Search the records for lines that contain the word "October". Copy them all.

────────────────────────────────────────

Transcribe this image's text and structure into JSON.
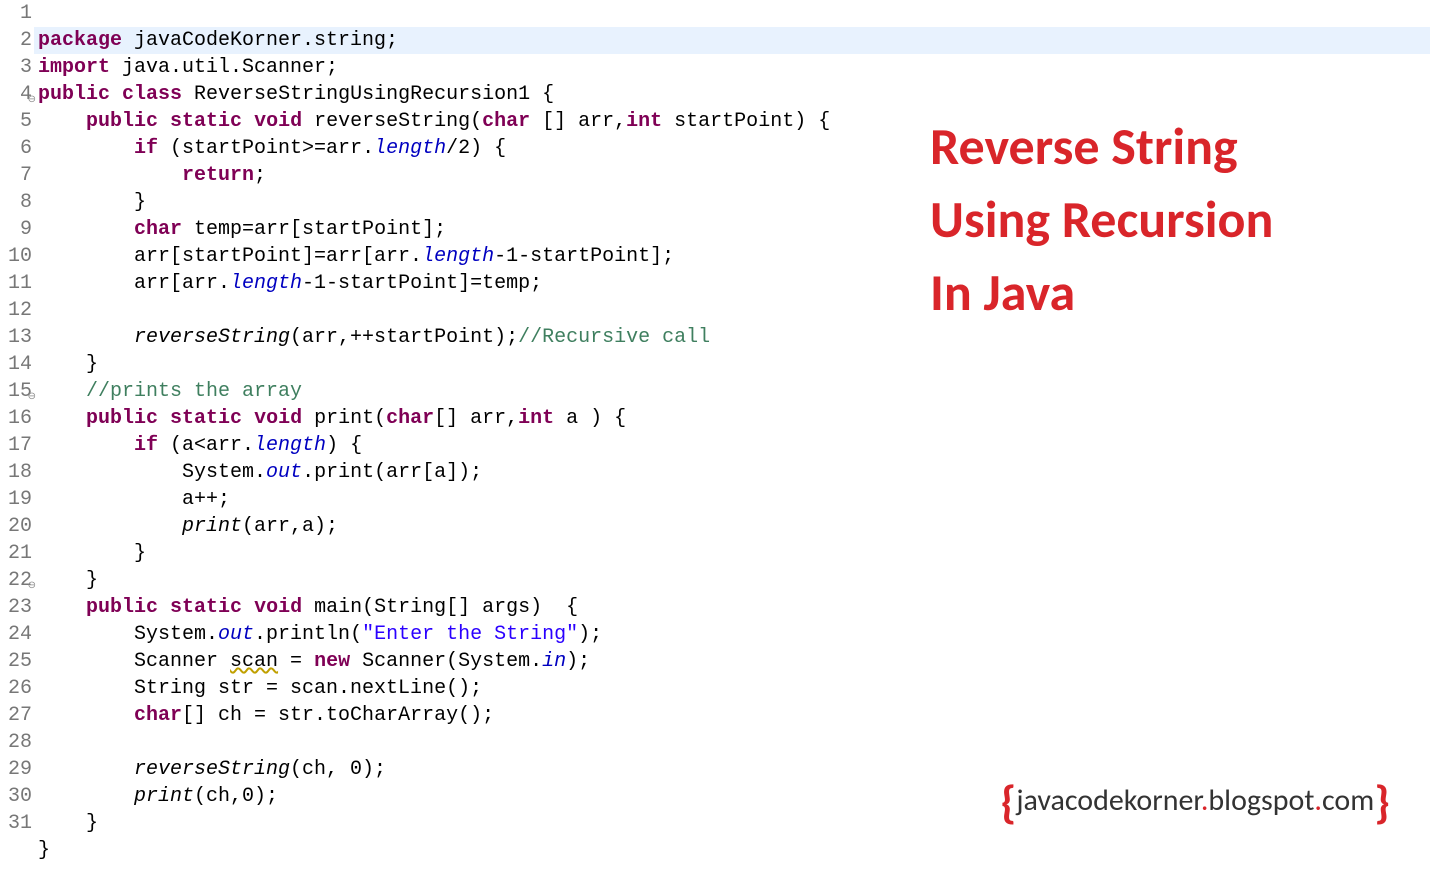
{
  "title_line1": "Reverse String",
  "title_line2": "Using Recursion",
  "title_line3": "In Java",
  "footer_brace_open": "{",
  "footer_text_a": "javacodekorner",
  "footer_dot1": ".",
  "footer_text_b": "blogspot",
  "footer_dot2": ".",
  "footer_text_c": "com",
  "footer_brace_close": "}",
  "lines": {
    "1": "1",
    "2": "2",
    "3": "3",
    "4": "4",
    "5": "5",
    "6": "6",
    "7": "7",
    "8": "8",
    "9": "9",
    "10": "10",
    "11": "11",
    "12": "12",
    "13": "13",
    "14": "14",
    "15": "15",
    "16": "16",
    "17": "17",
    "18": "18",
    "19": "19",
    "20": "20",
    "21": "21",
    "22": "22",
    "23": "23",
    "24": "24",
    "25": "25",
    "26": "26",
    "27": "27",
    "28": "28",
    "29": "29",
    "30": "30",
    "31": "31"
  },
  "tok": {
    "package": "package",
    "pkgname": " javaCodeKorner.string;",
    "import": "import",
    "importname": " java.util.Scanner;",
    "public": "public",
    "class": "class",
    "classname": " ReverseStringUsingRecursion1 {",
    "static": "static",
    "void": "void",
    "char": "char",
    "int": "int",
    "new": "new",
    "reverseStringSig": " reverseString(",
    "arrParam": " [] arr,",
    "startPointParam": " startPoint) {",
    "if": "if",
    "ifCond1": " (startPoint>=arr.",
    "length": "length",
    "div2": "/2) {",
    "return": "return",
    "semicolon": ";",
    "closeBrace": "}",
    "tempDecl": " temp=arr[startPoint];",
    "swap1a": "arr[startPoint]=arr[arr.",
    "swap1b": "-1-startPoint];",
    "swap2a": "arr[arr.",
    "swap2b": "-1-startPoint]=temp;",
    "recCallA": "reverseString",
    "recCallB": "(arr,++startPoint);",
    "recComment": "//Recursive call",
    "printsComment": "//prints the array",
    "printSigA": " print(",
    "arrParam2": "[] arr,",
    "aParam": " a ) {",
    "ifCond2": " (a<arr.",
    "closeParenBrace": ") {",
    "sysout": "System.",
    "out": "out",
    "dotPrint": ".print(arr[a]);",
    "ainc": "a++;",
    "printCallA": "print",
    "printCallB": "(arr,a);",
    "mainSig": " main(String[] args)  {",
    "println": ".println(",
    "enterStr": "\"Enter the String\"",
    "closeParenSemi": ");",
    "scannerDecl": "Scanner ",
    "scanVar": "scan",
    " eq ": " = ",
    "scannerNew": " Scanner(System.",
    "in": "in",
    "closeNew": ");",
    "stringDecl": "String str = scan.nextLine();",
    "charArr": "[] ch = str.toCharArray();",
    "revCall2": "(ch, 0);",
    "printCall2": "(ch,0);",
    "sp4": "    ",
    "sp8": "        ",
    "sp12": "            ",
    "sp16": "                "
  }
}
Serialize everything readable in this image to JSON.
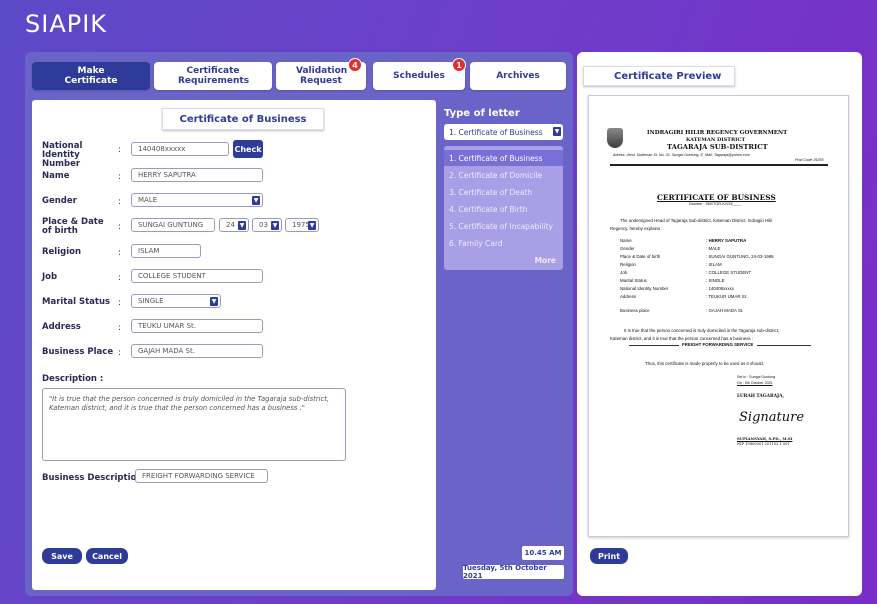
{
  "app": {
    "logo": "SIAPIK"
  },
  "tabs": [
    {
      "label": "Make Certificate",
      "active": true
    },
    {
      "label": "Certificate Requirements"
    },
    {
      "label": "Validation Request",
      "badge": "4"
    },
    {
      "label": "Schedules",
      "badge": "1"
    },
    {
      "label": "Archives"
    }
  ],
  "form": {
    "title": "Certificate of Business",
    "national_id": {
      "label": "National Identity Number",
      "value": "140408xxxxx",
      "button": "Check"
    },
    "name": {
      "label": "Name",
      "value": "HERRY SAPUTRA"
    },
    "gender": {
      "label": "Gender",
      "value": "MALE"
    },
    "birth": {
      "label": "Place & Date of birth",
      "place": "SUNGAI GUNTUNG",
      "day": "24",
      "month": "03",
      "year": "1975"
    },
    "religion": {
      "label": "Religion",
      "value": "ISLAM"
    },
    "job": {
      "label": "Job",
      "value": "COLLEGE STUDENT"
    },
    "marital": {
      "label": "Marital Status",
      "value": "SINGLE"
    },
    "address": {
      "label": "Address",
      "value": "TEUKU UMAR St."
    },
    "business_place": {
      "label": "Business Place",
      "value": "GAJAH MADA St."
    },
    "description_label": "Description :",
    "description": "\"It is true that the person concerned is truly domiciled in the Tagaraja sub-district, Kateman district, and it is true that the person concerned has a business .\"",
    "business_desc": {
      "label": "Business Description :",
      "value": "FREIGHT FORWARDING SERVICE"
    },
    "save": "Save",
    "cancel": "Cancel",
    "colon": ":"
  },
  "letter": {
    "title": "Type of letter",
    "selected": "1. Certificate of Business",
    "options": [
      "1. Certificate of Business",
      "2. Certificate of Domicile",
      "3. Certificate of Death",
      "4. Certificate of Birth",
      "5. Certificate of Incapability",
      "6. Family Card"
    ],
    "more": "More",
    "time": "10.45 AM",
    "date": "Tuesday, 5th October 2021"
  },
  "preview": {
    "title": "Certificate Preview",
    "print": "Print",
    "doc": {
      "gov": "INDRAGIRI HILIR REGENCY GOVERNMENT",
      "district": "KATEMAN DISTRICT",
      "subdistrict": "TAGARAJA SUB-DISTRICT",
      "address": "Adress: Jend. Sudirman St. No. 31, Sungai Guntung, E_Mail: Tagaraja@yahoo.com",
      "postcode": "Post Code 29255",
      "heading": "CERTIFICATE OF BUSINESS",
      "number": "Number : 560/TGR-K/VIII/____",
      "intro": "The undersigned Head of Tagaraja Sub-district, Kateman District, Indragiri Hilir",
      "intro2": "Regency, hereby explains :",
      "fields": [
        {
          "k": "Name",
          "v": ": HERRY SAPUTRA"
        },
        {
          "k": "Gender",
          "v": ": MALE"
        },
        {
          "k": "Place & Date of birth",
          "v": ": SUNGAI GUNTUNG, 24-03-1995"
        },
        {
          "k": "Religion",
          "v": ": ISLAM"
        },
        {
          "k": "Job",
          "v": ": COLLEGE STUDENT"
        },
        {
          "k": "Marital Status",
          "v": ": SINGLE"
        },
        {
          "k": "National Identity Number",
          "v": ": 140408xxxxx"
        },
        {
          "k": "Address",
          "v": ": TEUKUR UMAR St."
        }
      ],
      "bplace": {
        "k": "Business place",
        "v": ": GAJAH MADA St."
      },
      "true1": "It is true that the person concerned is truly domiciled in the Tagaraja sub-district,",
      "true2": "Kateman district, and it is true that the person concerned has a business :",
      "service": "FREIGHT FORWARDING SERVICE",
      "made": "Thus, this certificate is made properly to be used as it should.",
      "setin": "Set in        : Sungai  Guntung",
      "on": "On            : 5th October 2021",
      "lurah": "LURAH TAGARAJA,",
      "signature": "Signature",
      "official": "SUPIANSYAH, S.PD., M.SI",
      "nip": "NIP 19800901 201102 1 001"
    }
  }
}
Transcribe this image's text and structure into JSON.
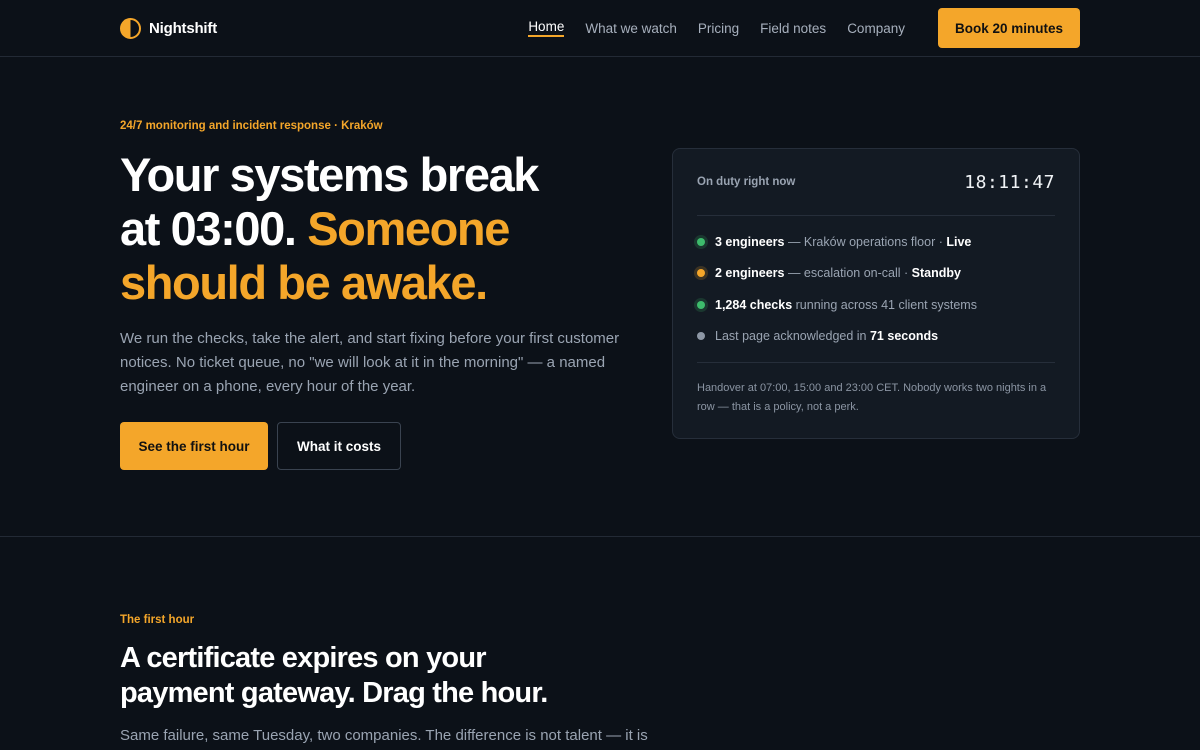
{
  "nav": {
    "brand": "Nightshift",
    "links": [
      "Home",
      "What we watch",
      "Pricing",
      "Field notes",
      "Company"
    ],
    "cta": "Book 20 minutes"
  },
  "hero": {
    "eyebrow": "24/7 monitoring and incident response · Kraków",
    "title_line1": "Your systems break",
    "title_line2a": "at 03:00.",
    "title_accent1": "Someone",
    "title_accent2": "should be awake.",
    "subtitle": "We run the checks, take the alert, and start fixing before your first customer notices. No ticket queue, no \"we will look at it in the morning\" — a named engineer on a phone, every hour of the year.",
    "primary_cta": "See the first hour",
    "secondary_cta": "What it costs"
  },
  "duty": {
    "label": "On duty right now",
    "clock": "18:11:47",
    "rows": [
      {
        "bold": "3 engineers",
        "text": " — Kraków operations floor · ",
        "bold2": "Live",
        "status": "green"
      },
      {
        "bold": "2 engineers",
        "text": " — escalation on-call · ",
        "bold2": "Standby",
        "status": "amber"
      },
      {
        "bold": "1,284 checks",
        "text": " running across 41 client systems",
        "bold2": "",
        "status": "green"
      },
      {
        "pre": "Last page acknowledged in ",
        "bold": "71 seconds",
        "status": "gray"
      }
    ],
    "footer": "Handover at 07:00, 15:00 and 23:00 CET. Nobody works two nights in a row — that is a policy, not a perk."
  },
  "section": {
    "eyebrow": "The first hour",
    "title_line1": "A certificate expires on your",
    "title_line2": "payment gateway. Drag the hour.",
    "subtitle": "Same failure, same Tuesday, two companies. The difference is not talent — it is"
  },
  "colors": {
    "accent": "#f4a62a",
    "background": "#0c1118",
    "live": "#3dbb6c"
  }
}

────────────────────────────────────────

Response
    "date": "Tuesday, 5th October 2021"
      "on": "On            : 5th October 2021",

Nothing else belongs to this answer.